DESCRIPTION OF THE TASK: Every record that follows should be copied exactly. No picture belongs in the copy.

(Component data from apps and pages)
=== Section Start ===
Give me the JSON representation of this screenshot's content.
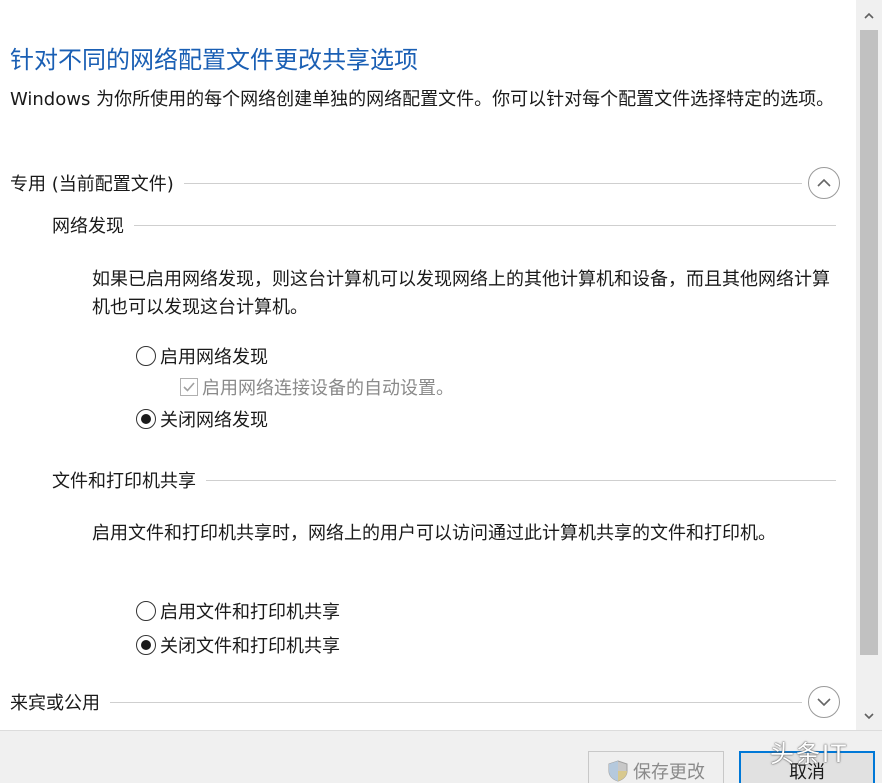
{
  "header": {
    "title": "针对不同的网络配置文件更改共享选项",
    "description": "Windows 为你所使用的每个网络创建单独的网络配置文件。你可以针对每个配置文件选择特定的选项。"
  },
  "private_profile": {
    "label": "专用 (当前配置文件)",
    "network_discovery": {
      "label": "网络发现",
      "description": "如果已启用网络发现，则这台计算机可以发现网络上的其他计算机和设备，而且其他网络计算机也可以发现这台计算机。",
      "option_on": "启用网络发现",
      "option_auto_setup": "启用网络连接设备的自动设置。",
      "option_off": "关闭网络发现",
      "selected": "off"
    },
    "file_printer_sharing": {
      "label": "文件和打印机共享",
      "description": "启用文件和打印机共享时，网络上的用户可以访问通过此计算机共享的文件和打印机。",
      "option_on": "启用文件和打印机共享",
      "option_off": "关闭文件和打印机共享",
      "selected": "off"
    }
  },
  "guest_profile": {
    "label": "来宾或公用"
  },
  "footer": {
    "save_label": "保存更改",
    "cancel_label": "取消"
  },
  "watermark": "头条IT",
  "colors": {
    "title": "#1a5fb4",
    "accent": "#0078d7"
  }
}
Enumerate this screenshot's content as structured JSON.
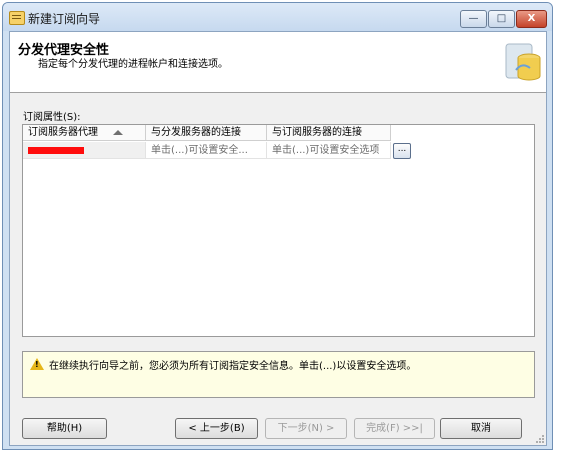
{
  "window": {
    "title": "新建订阅向导",
    "minimize": "—",
    "maximize": "□",
    "close": "X"
  },
  "header": {
    "title": "分发代理安全性",
    "subtitle": "指定每个分发代理的进程帐户和连接选项。"
  },
  "grid": {
    "label": "订阅属性(S):",
    "columns": [
      "订阅服务器代理",
      "与分发服务器的连接",
      "与订阅服务器的连接"
    ],
    "row": {
      "agent": "",
      "distributor_conn": "单击(...)可设置安全...",
      "subscriber_conn": "单击(...)可设置安全选项"
    },
    "ellipsis": "..."
  },
  "warning": {
    "text": "在继续执行向导之前，您必须为所有订阅指定安全信息。单击(...)以设置安全选项。"
  },
  "buttons": {
    "help": "帮助(H)",
    "back": "< 上一步(B)",
    "next": "下一步(N) >",
    "finish": "完成(F) >>|",
    "cancel": "取消"
  }
}
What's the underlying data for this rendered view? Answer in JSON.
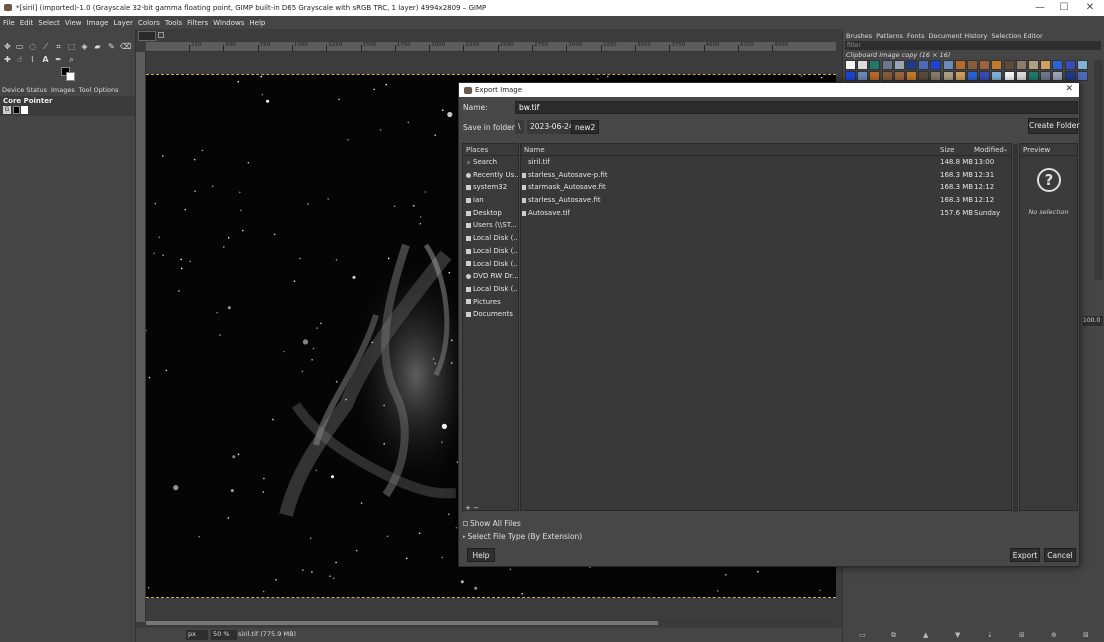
{
  "window": {
    "title": "*[siril] (imported)-1.0 (Grayscale 32-bit gamma floating point, GIMP built-in D65 Grayscale with sRGB TRC, 1 layer) 4994x2809 – GIMP",
    "minimize": "—",
    "maximize": "☐",
    "close": "✕"
  },
  "menu": [
    "File",
    "Edit",
    "Select",
    "View",
    "Image",
    "Layer",
    "Colors",
    "Tools",
    "Filters",
    "Windows",
    "Help"
  ],
  "left_dock": {
    "tabs": [
      "Device Status",
      "Images",
      "Tool Options"
    ],
    "device_label": "Core Pointer",
    "device_key": "G"
  },
  "right_dock": {
    "tabs": [
      "Brushes",
      "Patterns",
      "Fonts",
      "Document History",
      "Selection Editor"
    ],
    "filter_placeholder": "filter",
    "brush_name": "Clipboard Image copy (16 × 16)",
    "zoom_value": "100.0"
  },
  "ruler_ticks": [
    "250",
    "500",
    "750",
    "1000",
    "1250",
    "1500",
    "1750",
    "2000",
    "2250",
    "2500",
    "2750",
    "3000",
    "3250",
    "3500",
    "3750",
    "4000",
    "4250",
    "4500"
  ],
  "status": {
    "unit": "px",
    "zoom": "50 %",
    "file_info": "siril.tif (775.9 MB)"
  },
  "dialog": {
    "title": "Export Image",
    "name_label": "Name:",
    "name_value": "bw.tif",
    "save_in_label": "Save in folder:",
    "crumbs": [
      "\\",
      "2023-06-24",
      "new2"
    ],
    "create_folder": "Create Folder",
    "places_header": "Places",
    "places": [
      "Search",
      "Recently Us...",
      "system32",
      "ian",
      "Desktop",
      "Users (\\\\ST...",
      "Local Disk (...",
      "Local Disk (...",
      "Local Disk (...",
      "DVD RW Dr...",
      "Local Disk (...",
      "Pictures",
      "Documents"
    ],
    "places_add": "+  −",
    "columns": {
      "name": "Name",
      "size": "Size",
      "modified": "Modified"
    },
    "files": [
      {
        "name": "siril.tif",
        "size": "148.8 MB",
        "modified": "13:00"
      },
      {
        "name": "starless_Autosave-p.fit",
        "size": "168.3 MB",
        "modified": "12:31"
      },
      {
        "name": "starmask_Autosave.fit",
        "size": "168.3 MB",
        "modified": "12:12"
      },
      {
        "name": "starless_Autosave.fit",
        "size": "168.3 MB",
        "modified": "12:12"
      },
      {
        "name": "Autosave.tif",
        "size": "157.6 MB",
        "modified": "Sunday"
      }
    ],
    "preview_header": "Preview",
    "preview_icon": "?",
    "no_selection": "No selection",
    "show_all_files": "Show All Files",
    "select_file_type": "Select File Type (By Extension)",
    "help": "Help",
    "export": "Export",
    "cancel": "Cancel"
  }
}
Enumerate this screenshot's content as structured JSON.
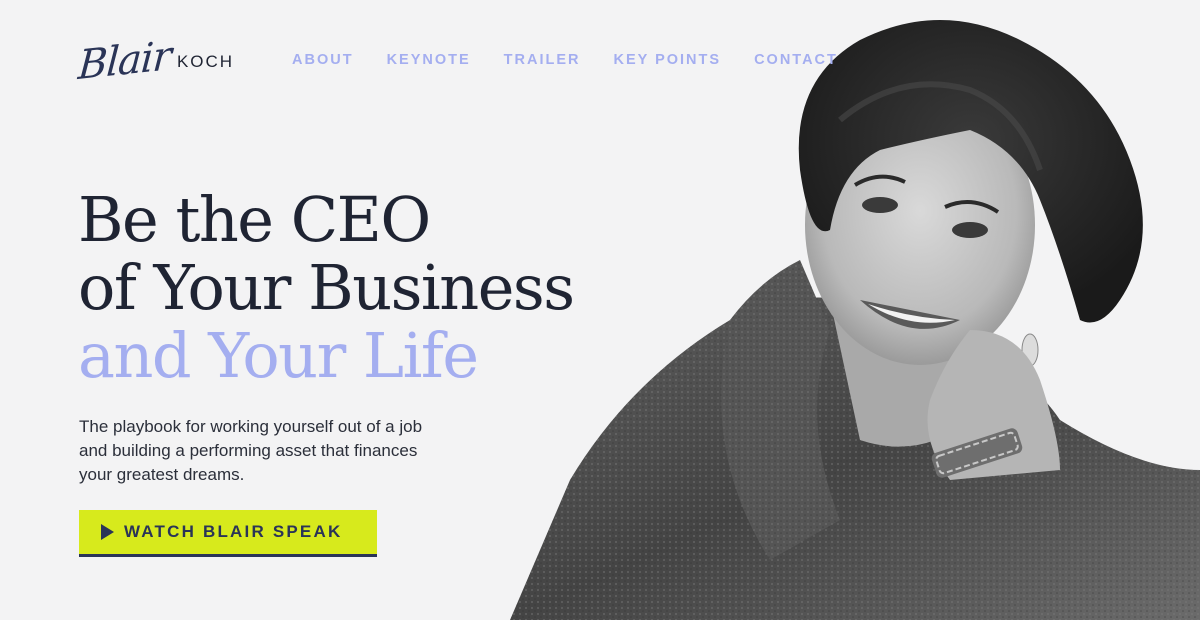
{
  "brand": {
    "script_name": "Blair",
    "word": "KOCH"
  },
  "nav": {
    "items": [
      {
        "label": "ABOUT"
      },
      {
        "label": "KEYNOTE"
      },
      {
        "label": "TRAILER"
      },
      {
        "label": "KEY POINTS"
      },
      {
        "label": "CONTACT"
      }
    ]
  },
  "hero": {
    "line1": "Be the CEO",
    "line2": "of Your Business",
    "line3": "and Your Life",
    "subtitle": "The playbook for working yourself out of a job and building a performing asset that finances your greatest dreams.",
    "cta_label": "WATCH BLAIR SPEAK"
  },
  "icons": {
    "cta_icon": "play-icon"
  },
  "colors": {
    "accent": "#a4aef0",
    "cta_background": "#d7ea1c",
    "cta_text": "#2a3457",
    "heading": "#1f2433",
    "background": "#f3f3f4"
  }
}
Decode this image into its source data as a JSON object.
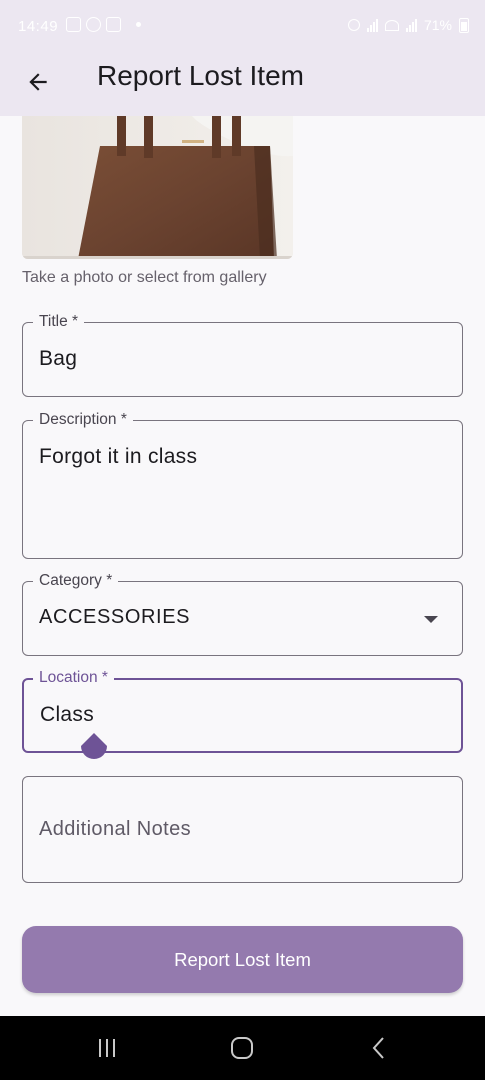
{
  "status_bar": {
    "time": "14:49",
    "battery": "71%"
  },
  "app_bar": {
    "title": "Report Lost Item",
    "back_icon": "arrow-back-icon"
  },
  "photo": {
    "hint": "Take a photo or select from gallery",
    "subject": "brown leather tote bag"
  },
  "form": {
    "title": {
      "label": "Title *",
      "value": "Bag"
    },
    "description": {
      "label": "Description *",
      "value": "Forgot it in class"
    },
    "category": {
      "label": "Category *",
      "value": "ACCESSORIES",
      "icon": "dropdown-arrow-icon"
    },
    "location": {
      "label": "Location *",
      "value": "Class"
    },
    "notes": {
      "placeholder": "Additional Notes",
      "value": ""
    }
  },
  "submit_label": "Report Lost Item",
  "colors": {
    "primary": "#6e5396",
    "button": "#947aae",
    "app_bar": "#ece7f1",
    "background": "#f9f8fa"
  },
  "nav_bar": {
    "icons": [
      "recent-apps-icon",
      "home-icon",
      "back-icon"
    ]
  }
}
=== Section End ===
EXPECTED OUTPUT:
Give me the JSON representation of this screenshot's content.
{
  "header": {
    "title": "针对不同的网络配置文件更改共享选项",
    "description": "Windows 为你所使用的每个网络创建单独的网络配置文件。你可以针对每个配置文件选择特定的选项。"
  },
  "private_profile": {
    "label": "专用 (当前配置文件)",
    "network_discovery": {
      "label": "网络发现",
      "description": "如果已启用网络发现，则这台计算机可以发现网络上的其他计算机和设备，而且其他网络计算机也可以发现这台计算机。",
      "option_on": "启用网络发现",
      "option_auto_setup": "启用网络连接设备的自动设置。",
      "option_off": "关闭网络发现",
      "selected": "off"
    },
    "file_printer_sharing": {
      "label": "文件和打印机共享",
      "description": "启用文件和打印机共享时，网络上的用户可以访问通过此计算机共享的文件和打印机。",
      "option_on": "启用文件和打印机共享",
      "option_off": "关闭文件和打印机共享",
      "selected": "off"
    }
  },
  "guest_profile": {
    "label": "来宾或公用"
  },
  "footer": {
    "save_label": "保存更改",
    "cancel_label": "取消"
  },
  "watermark": "头条IT",
  "colors": {
    "title": "#1a5fb4",
    "accent": "#0078d7"
  }
}
Enumerate this screenshot's content as structured JSON.
{
  "window": {
    "title": "新建订阅向导",
    "minimize": "—",
    "maximize": "□",
    "close": "X"
  },
  "header": {
    "title": "分发代理安全性",
    "subtitle": "指定每个分发代理的进程帐户和连接选项。"
  },
  "grid": {
    "label": "订阅属性(S):",
    "columns": [
      "订阅服务器代理",
      "与分发服务器的连接",
      "与订阅服务器的连接"
    ],
    "row": {
      "agent": "",
      "distributor_conn": "单击(...)可设置安全...",
      "subscriber_conn": "单击(...)可设置安全选项"
    },
    "ellipsis": "..."
  },
  "warning": {
    "text": "在继续执行向导之前，您必须为所有订阅指定安全信息。单击(...)以设置安全选项。"
  },
  "buttons": {
    "help": "帮助(H)",
    "back": "< 上一步(B)",
    "next": "下一步(N) >",
    "finish": "完成(F) >>|",
    "cancel": "取消"
  }
}
What's the underlying data for this rendered view? Answer in JSON.
{
  "window": {
    "title": "*[siril] (imported)-1.0 (Grayscale 32-bit gamma floating point, GIMP built-in D65 Grayscale with sRGB TRC, 1 layer) 4994x2809 – GIMP",
    "minimize": "—",
    "maximize": "☐",
    "close": "✕"
  },
  "menu": [
    "File",
    "Edit",
    "Select",
    "View",
    "Image",
    "Layer",
    "Colors",
    "Tools",
    "Filters",
    "Windows",
    "Help"
  ],
  "left_dock": {
    "tabs": [
      "Device Status",
      "Images",
      "Tool Options"
    ],
    "device_label": "Core Pointer",
    "device_key": "G"
  },
  "right_dock": {
    "tabs": [
      "Brushes",
      "Patterns",
      "Fonts",
      "Document History",
      "Selection Editor"
    ],
    "filter_placeholder": "filter",
    "brush_name": "Clipboard Image copy (16 × 16)",
    "zoom_value": "100.0"
  },
  "ruler_ticks": [
    "250",
    "500",
    "750",
    "1000",
    "1250",
    "1500",
    "1750",
    "2000",
    "2250",
    "2500",
    "2750",
    "3000",
    "3250",
    "3500",
    "3750",
    "4000",
    "4250",
    "4500"
  ],
  "status": {
    "unit": "px",
    "zoom": "50 %",
    "file_info": "siril.tif (775.9 MB)"
  },
  "dialog": {
    "title": "Export Image",
    "name_label": "Name:",
    "name_value": "bw.tif",
    "save_in_label": "Save in folder:",
    "crumbs": [
      "\\",
      "2023-06-24",
      "new2"
    ],
    "create_folder": "Create Folder",
    "places_header": "Places",
    "places": [
      "Search",
      "Recently Us...",
      "system32",
      "ian",
      "Desktop",
      "Users (\\\\ST...",
      "Local Disk (...",
      "Local Disk (...",
      "Local Disk (...",
      "DVD RW Dr...",
      "Local Disk (...",
      "Pictures",
      "Documents"
    ],
    "places_add": "+  −",
    "columns": {
      "name": "Name",
      "size": "Size",
      "modified": "Modified"
    },
    "files": [
      {
        "name": "siril.tif",
        "size": "148.8 MB",
        "modified": "13:00"
      },
      {
        "name": "starless_Autosave-p.fit",
        "size": "168.3 MB",
        "modified": "12:31"
      },
      {
        "name": "starmask_Autosave.fit",
        "size": "168.3 MB",
        "modified": "12:12"
      },
      {
        "name": "starless_Autosave.fit",
        "size": "168.3 MB",
        "modified": "12:12"
      },
      {
        "name": "Autosave.tif",
        "size": "157.6 MB",
        "modified": "Sunday"
      }
    ],
    "preview_header": "Preview",
    "preview_icon": "?",
    "no_selection": "No selection",
    "show_all_files": "Show All Files",
    "select_file_type": "Select File Type (By Extension)",
    "help": "Help",
    "export": "Export",
    "cancel": "Cancel"
  }
}
Enumerate this screenshot's content as structured JSON.
{
  "brand": {
    "script_name": "Blair",
    "word": "KOCH"
  },
  "nav": {
    "items": [
      {
        "label": "ABOUT"
      },
      {
        "label": "KEYNOTE"
      },
      {
        "label": "TRAILER"
      },
      {
        "label": "KEY POINTS"
      },
      {
        "label": "CONTACT"
      }
    ]
  },
  "hero": {
    "line1": "Be the CEO",
    "line2": "of Your Business",
    "line3": "and Your Life",
    "subtitle": "The playbook for working yourself out of a job and building a performing asset that finances your greatest dreams.",
    "cta_label": "WATCH BLAIR SPEAK"
  },
  "icons": {
    "cta_icon": "play-icon"
  },
  "colors": {
    "accent": "#a4aef0",
    "cta_background": "#d7ea1c",
    "cta_text": "#2a3457",
    "heading": "#1f2433",
    "background": "#f3f3f4"
  }
}
Decode this image into its source data as a JSON object.
{
  "status_bar": {
    "time": "14:49",
    "battery": "71%"
  },
  "app_bar": {
    "title": "Report Lost Item",
    "back_icon": "arrow-back-icon"
  },
  "photo": {
    "hint": "Take a photo or select from gallery",
    "subject": "brown leather tote bag"
  },
  "form": {
    "title": {
      "label": "Title *",
      "value": "Bag"
    },
    "description": {
      "label": "Description *",
      "value": "Forgot it in class"
    },
    "category": {
      "label": "Category *",
      "value": "ACCESSORIES",
      "icon": "dropdown-arrow-icon"
    },
    "location": {
      "label": "Location *",
      "value": "Class"
    },
    "notes": {
      "placeholder": "Additional Notes",
      "value": ""
    }
  },
  "submit_label": "Report Lost Item",
  "colors": {
    "primary": "#6e5396",
    "button": "#947aae",
    "app_bar": "#ece7f1",
    "background": "#f9f8fa"
  },
  "nav_bar": {
    "icons": [
      "recent-apps-icon",
      "home-icon",
      "back-icon"
    ]
  }
}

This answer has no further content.